◆ TASK DESCRIPTION
Copy out every entry that follows, without a single picture.
—————
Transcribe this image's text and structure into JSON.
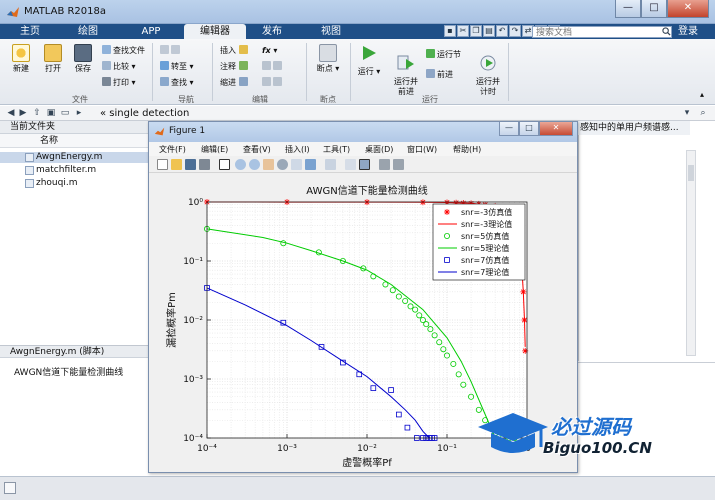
{
  "window": {
    "title": "MATLAB R2018a",
    "minimize": "—",
    "restore": "□",
    "close": "✕"
  },
  "tabs": [
    {
      "label": "主页"
    },
    {
      "label": "绘图"
    },
    {
      "label": "APP"
    },
    {
      "label": "编辑器"
    },
    {
      "label": "发布"
    },
    {
      "label": "视图"
    }
  ],
  "search": {
    "placeholder": "搜索文档"
  },
  "login": "登录",
  "ribbon": {
    "file": {
      "new": "新建",
      "open": "打开",
      "save": "保存",
      "find_files": "查找文件",
      "compare": "比较",
      "print": "打印",
      "group": "文件"
    },
    "nav": {
      "goto": "转至",
      "find": "查找",
      "group": "导航"
    },
    "edit": {
      "insert": "插入",
      "comment": "注释",
      "indent": "缩进",
      "fx": "fx",
      "group": "编辑"
    },
    "breakpoints": {
      "breakpoint": "断点",
      "group": "断点"
    },
    "run": {
      "run": "运行",
      "run_advance": "运行并\n前进",
      "run_section": "运行节",
      "advance": "前进",
      "run_time": "运行并\n计时",
      "group": "运行"
    }
  },
  "path": {
    "text": "« single detection"
  },
  "current_folder": {
    "title": "当前文件夹",
    "col_name": "名称",
    "files": [
      {
        "name": "AwgnEnergy.m",
        "selected": true
      },
      {
        "name": "matchfilter.m",
        "selected": false
      },
      {
        "name": "zhouqi.m",
        "selected": false
      }
    ]
  },
  "details": {
    "title": "AwgnEnergy.m  (脚本)",
    "text": "AWGN信道下能量检测曲线"
  },
  "editor_tab": "感知中的单用户频谱感...",
  "figure": {
    "title": "Figure 1",
    "menu": [
      "文件(F)",
      "编辑(E)",
      "查看(V)",
      "插入(I)",
      "工具(T)",
      "桌面(D)",
      "窗口(W)",
      "帮助(H)"
    ]
  },
  "chart_data": {
    "type": "line",
    "title": "AWGN信道下能量检测曲线",
    "xlabel": "虚警概率Pf",
    "ylabel": "漏检概率Pm",
    "xscale": "log",
    "yscale": "log",
    "xlim": [
      0.0001,
      1
    ],
    "ylim": [
      0.0001,
      1
    ],
    "xticks": [
      "10⁻⁴",
      "10⁻³",
      "10⁻²",
      "10⁻¹",
      "10⁰"
    ],
    "yticks": [
      "10⁰",
      "10⁻¹",
      "10⁻²",
      "10⁻³",
      "10⁻⁴"
    ],
    "grid": true,
    "legend_position": "top-right",
    "series": [
      {
        "name": "snr=-3仿真值",
        "kind": "marker",
        "marker": "*",
        "color": "#ff0000",
        "x": [
          0.0001,
          0.001,
          0.01,
          0.05,
          0.1,
          0.13,
          0.16,
          0.2,
          0.25,
          0.3,
          0.4,
          0.5,
          0.6,
          0.7,
          0.75,
          0.8,
          0.85,
          0.9,
          0.93,
          0.95
        ],
        "y": [
          0.999,
          0.998,
          0.995,
          0.99,
          0.98,
          0.97,
          0.96,
          0.95,
          0.93,
          0.9,
          0.85,
          0.8,
          0.7,
          0.5,
          0.35,
          0.2,
          0.1,
          0.03,
          0.01,
          0.003
        ]
      },
      {
        "name": "snr=-3理论值",
        "kind": "line",
        "color": "#ff0000",
        "x": [
          0.0001,
          0.001,
          0.01,
          0.05,
          0.1,
          0.2,
          0.3,
          0.4,
          0.5,
          0.6,
          0.7,
          0.8,
          0.85,
          0.9,
          0.93,
          0.95
        ],
        "y": [
          0.999,
          0.998,
          0.995,
          0.99,
          0.98,
          0.95,
          0.9,
          0.85,
          0.8,
          0.7,
          0.5,
          0.2,
          0.1,
          0.03,
          0.01,
          0.0035
        ]
      },
      {
        "name": "snr=5仿真值",
        "kind": "marker",
        "marker": "o",
        "color": "#00cc00",
        "x": [
          0.0001,
          0.0009,
          0.0025,
          0.005,
          0.009,
          0.012,
          0.017,
          0.021,
          0.025,
          0.03,
          0.035,
          0.04,
          0.045,
          0.05,
          0.055,
          0.062,
          0.07,
          0.08,
          0.09,
          0.1,
          0.12,
          0.14,
          0.16,
          0.2,
          0.25,
          0.3,
          0.35,
          0.4,
          0.5,
          0.6,
          0.7
        ],
        "y": [
          0.35,
          0.2,
          0.14,
          0.1,
          0.075,
          0.055,
          0.04,
          0.032,
          0.025,
          0.021,
          0.017,
          0.015,
          0.012,
          0.01,
          0.0085,
          0.007,
          0.0055,
          0.0042,
          0.0032,
          0.0025,
          0.0018,
          0.0012,
          0.0008,
          0.0005,
          0.0003,
          0.0002,
          0.00015,
          0.00012,
          0.0001,
          0.0001,
          0.0001
        ]
      },
      {
        "name": "snr=5理论值",
        "kind": "line",
        "color": "#00cc00",
        "x": [
          0.0001,
          0.0005,
          0.001,
          0.002,
          0.005,
          0.01,
          0.02,
          0.05,
          0.1,
          0.15,
          0.2,
          0.3,
          0.4
        ],
        "y": [
          0.35,
          0.25,
          0.2,
          0.15,
          0.1,
          0.07,
          0.04,
          0.015,
          0.005,
          0.002,
          0.0009,
          0.00025,
          0.0001
        ]
      },
      {
        "name": "snr=7仿真值",
        "kind": "marker",
        "marker": "s",
        "color": "#0000cc",
        "x": [
          0.0001,
          0.0009,
          0.0027,
          0.005,
          0.008,
          0.012,
          0.02,
          0.025,
          0.032,
          0.042,
          0.05,
          0.055,
          0.06,
          0.065,
          0.07
        ],
        "y": [
          0.035,
          0.009,
          0.0035,
          0.0019,
          0.0012,
          0.0007,
          0.00065,
          0.00025,
          0.00015,
          0.0001,
          0.0001,
          0.0001,
          0.0001,
          0.0001,
          0.0001
        ]
      },
      {
        "name": "snr=7理论值",
        "kind": "line",
        "color": "#0000cc",
        "x": [
          0.0001,
          0.0003,
          0.001,
          0.002,
          0.005,
          0.01,
          0.02,
          0.03,
          0.04,
          0.05,
          0.06
        ],
        "y": [
          0.035,
          0.018,
          0.008,
          0.0045,
          0.002,
          0.0011,
          0.0005,
          0.0003,
          0.0002,
          0.00013,
          0.0001
        ]
      }
    ]
  },
  "watermark": {
    "line1": "必过源码",
    "line2": "Biguo100.CN"
  }
}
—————
◆ YOUR RESPONSE
Transcribe this image's text and structure into JSON.
{
  "window": {
    "title": "MATLAB R2018a",
    "minimize": "—",
    "restore": "□",
    "close": "✕"
  },
  "tabs": [
    {
      "label": "主页"
    },
    {
      "label": "绘图"
    },
    {
      "label": "APP"
    },
    {
      "label": "编辑器"
    },
    {
      "label": "发布"
    },
    {
      "label": "视图"
    }
  ],
  "search": {
    "placeholder": "搜索文档"
  },
  "login": "登录",
  "ribbon": {
    "file": {
      "new": "新建",
      "open": "打开",
      "save": "保存",
      "find_files": "查找文件",
      "compare": "比较",
      "print": "打印",
      "group": "文件"
    },
    "nav": {
      "goto": "转至",
      "find": "查找",
      "group": "导航"
    },
    "edit": {
      "insert": "插入",
      "comment": "注释",
      "indent": "缩进",
      "fx": "fx",
      "group": "编辑"
    },
    "breakpoints": {
      "breakpoint": "断点",
      "group": "断点"
    },
    "run": {
      "run": "运行",
      "run_advance": "运行并\n前进",
      "run_section": "运行节",
      "advance": "前进",
      "run_time": "运行并\n计时",
      "group": "运行"
    }
  },
  "path": {
    "text": "« single detection"
  },
  "current_folder": {
    "title": "当前文件夹",
    "col_name": "名称",
    "files": [
      {
        "name": "AwgnEnergy.m",
        "selected": true
      },
      {
        "name": "matchfilter.m",
        "selected": false
      },
      {
        "name": "zhouqi.m",
        "selected": false
      }
    ]
  },
  "details": {
    "title": "AwgnEnergy.m  (脚本)",
    "text": "AWGN信道下能量检测曲线"
  },
  "editor_tab": "感知中的单用户频谱感...",
  "figure": {
    "title": "Figure 1",
    "menu": [
      "文件(F)",
      "编辑(E)",
      "查看(V)",
      "插入(I)",
      "工具(T)",
      "桌面(D)",
      "窗口(W)",
      "帮助(H)"
    ]
  },
  "chart_data": {
    "type": "line",
    "title": "AWGN信道下能量检测曲线",
    "xlabel": "虚警概率Pf",
    "ylabel": "漏检概率Pm",
    "xscale": "log",
    "yscale": "log",
    "xlim": [
      0.0001,
      1
    ],
    "ylim": [
      0.0001,
      1
    ],
    "xticks": [
      "10⁻⁴",
      "10⁻³",
      "10⁻²",
      "10⁻¹",
      "10⁰"
    ],
    "yticks": [
      "10⁰",
      "10⁻¹",
      "10⁻²",
      "10⁻³",
      "10⁻⁴"
    ],
    "grid": true,
    "legend_position": "top-right",
    "series": [
      {
        "name": "snr=-3仿真值",
        "kind": "marker",
        "marker": "*",
        "color": "#ff0000",
        "x": [
          0.0001,
          0.001,
          0.01,
          0.05,
          0.1,
          0.13,
          0.16,
          0.2,
          0.25,
          0.3,
          0.4,
          0.5,
          0.6,
          0.7,
          0.75,
          0.8,
          0.85,
          0.9,
          0.93,
          0.95
        ],
        "y": [
          0.999,
          0.998,
          0.995,
          0.99,
          0.98,
          0.97,
          0.96,
          0.95,
          0.93,
          0.9,
          0.85,
          0.8,
          0.7,
          0.5,
          0.35,
          0.2,
          0.1,
          0.03,
          0.01,
          0.003
        ]
      },
      {
        "name": "snr=-3理论值",
        "kind": "line",
        "color": "#ff0000",
        "x": [
          0.0001,
          0.001,
          0.01,
          0.05,
          0.1,
          0.2,
          0.3,
          0.4,
          0.5,
          0.6,
          0.7,
          0.8,
          0.85,
          0.9,
          0.93,
          0.95
        ],
        "y": [
          0.999,
          0.998,
          0.995,
          0.99,
          0.98,
          0.95,
          0.9,
          0.85,
          0.8,
          0.7,
          0.5,
          0.2,
          0.1,
          0.03,
          0.01,
          0.0035
        ]
      },
      {
        "name": "snr=5仿真值",
        "kind": "marker",
        "marker": "o",
        "color": "#00cc00",
        "x": [
          0.0001,
          0.0009,
          0.0025,
          0.005,
          0.009,
          0.012,
          0.017,
          0.021,
          0.025,
          0.03,
          0.035,
          0.04,
          0.045,
          0.05,
          0.055,
          0.062,
          0.07,
          0.08,
          0.09,
          0.1,
          0.12,
          0.14,
          0.16,
          0.2,
          0.25,
          0.3,
          0.35,
          0.4,
          0.5,
          0.6,
          0.7
        ],
        "y": [
          0.35,
          0.2,
          0.14,
          0.1,
          0.075,
          0.055,
          0.04,
          0.032,
          0.025,
          0.021,
          0.017,
          0.015,
          0.012,
          0.01,
          0.0085,
          0.007,
          0.0055,
          0.0042,
          0.0032,
          0.0025,
          0.0018,
          0.0012,
          0.0008,
          0.0005,
          0.0003,
          0.0002,
          0.00015,
          0.00012,
          0.0001,
          0.0001,
          0.0001
        ]
      },
      {
        "name": "snr=5理论值",
        "kind": "line",
        "color": "#00cc00",
        "x": [
          0.0001,
          0.0005,
          0.001,
          0.002,
          0.005,
          0.01,
          0.02,
          0.05,
          0.1,
          0.15,
          0.2,
          0.3,
          0.4
        ],
        "y": [
          0.35,
          0.25,
          0.2,
          0.15,
          0.1,
          0.07,
          0.04,
          0.015,
          0.005,
          0.002,
          0.0009,
          0.00025,
          0.0001
        ]
      },
      {
        "name": "snr=7仿真值",
        "kind": "marker",
        "marker": "s",
        "color": "#0000cc",
        "x": [
          0.0001,
          0.0009,
          0.0027,
          0.005,
          0.008,
          0.012,
          0.02,
          0.025,
          0.032,
          0.042,
          0.05,
          0.055,
          0.06,
          0.065,
          0.07
        ],
        "y": [
          0.035,
          0.009,
          0.0035,
          0.0019,
          0.0012,
          0.0007,
          0.00065,
          0.00025,
          0.00015,
          0.0001,
          0.0001,
          0.0001,
          0.0001,
          0.0001,
          0.0001
        ]
      },
      {
        "name": "snr=7理论值",
        "kind": "line",
        "color": "#0000cc",
        "x": [
          0.0001,
          0.0003,
          0.001,
          0.002,
          0.005,
          0.01,
          0.02,
          0.03,
          0.04,
          0.05,
          0.06
        ],
        "y": [
          0.035,
          0.018,
          0.008,
          0.0045,
          0.002,
          0.0011,
          0.0005,
          0.0003,
          0.0002,
          0.00013,
          0.0001
        ]
      }
    ]
  },
  "watermark": {
    "line1": "必过源码",
    "line2": "Biguo100.CN"
  }
}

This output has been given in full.